More on Programming

After some conversations with other coaches and athletes, I decided I would expand upon some of the programming points from the Perform Better One Day Seminar I attended a few weeks ago, adding in my own thoughts and experiences.

To quote Coach Dos, “Programming isn’t rocket science… but it IS science!”

Why should we listen to Coach Dos on programming? You can read his background on his website HERE, but here is the basic run down:

Coach Dos has been in the strength and conditioning world for over 25 years, having graduated with a Master’s in Kinesiology from California State Univeristy, Northridge. He is one of 10 coaches worldwide named Masters of Strength and Conditioning Coaches and in 2006 received the NSCA Collegiate Strength and Conditioning Profressional award, given to one person a year as nominated by their peers.

Basically, this guy knows what’s up.

What he doesn’t like to see are these totally randomized workouts that look like someone threw dice on a board and picked reps and movements based on what came up. But at the same time, it doesn’t need to be something that’s really hard to wrap your head around.

The first thing to consider is that there are several basic human movements:


Okay, not necessarily THESE carries.

Then each of these can be done in different planes of motion and either unilaterally or bilaterally, explosively or not. A good program will hit all off these combinations and progress clients and athletes in getting more mobile in each movement and stronger in their execution.

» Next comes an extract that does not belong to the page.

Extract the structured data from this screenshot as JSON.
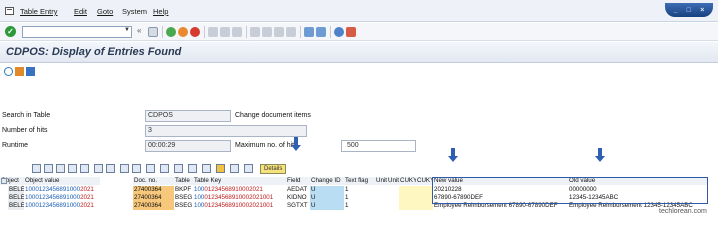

The next thing to consider is weight and rep range. What Coach Dos has found to work best with his athletes is to rotate every three weeks between high rep, moderate weight hypertrophy work, and low rep with heavy weight strength and power work. This part in particular was a new idea to me, as most programs I’ve seen run about 6 week cycles of one or the other, so this is significantly different.

His reasoning behind this was that when he ran longer cycles, each times going from one to the other caused some loss in productivity as the athletes had to re-figure out what weights to use on each movement. If the cycles were shorter than three weeks, not enough progress was made before the switch. (I think it should be noted that he usually got to see these athletes at least three times a week every week. I’m sure modifications would be made for the twice a week client.)

Obviously, this is going to change depending on the goals of the athlete, the sport and if the athletes if gearing up for a competition or not.

So programming basically becomes a plug and play outline of movement types and ranges based on goals and placement in a cycle. He uses 2-3 circuits of 2-4 movements, including even mobility, stretching, and core work in the circuits to give them a breathing break.

Here’s an example he gave us during his talk:

Circuit 1
Circuit 2
Circuit 3

Table recreated from powerpoint slide on Coach Dos’s presentation.

How I Plan To Use This Information

This sort of thing will require me to sit down and plan out a client’s workouts about a month at a time. And I don’t know about some of you, but their lives get in the way and sometimes that feels like a practice in futility. But at least I can do this for my clients that have proven themselves consistent over a long haul.

First, I’ve started adding in some sort of strength or skill work to do between heavy strength sets at the start of a session. So they have their 3x5 heavy squats and I have them throw in a couple ring dip negatives between the working sets.

Then, with those that I do some sort of CrossFit type WOD with, I’m just going to make make sure that I don’t repeat the strength movement pattern of that day, or change the direction/uni vs bilateral execution of it. And I’ll plan out to make sure these patterns are all covered at least once in a 2-3 week span.

With, say, my powerlifters who aren’t given CrossFit type WODs (at least not by me), I’m creating their circuits in much the same way, with the focus on hypertrophy, joint stability, and adding in mobility work as part of the circuit rather than some optional finisher or dessert at the end.

For one on one clients who do neither powerlifting nor CrossFit, they get some workout that more closely resembles the above 2-3x/week picture. (High reps leg work usually spikes the heart rate pretty well, so I rarely throw any “cardio” at them.)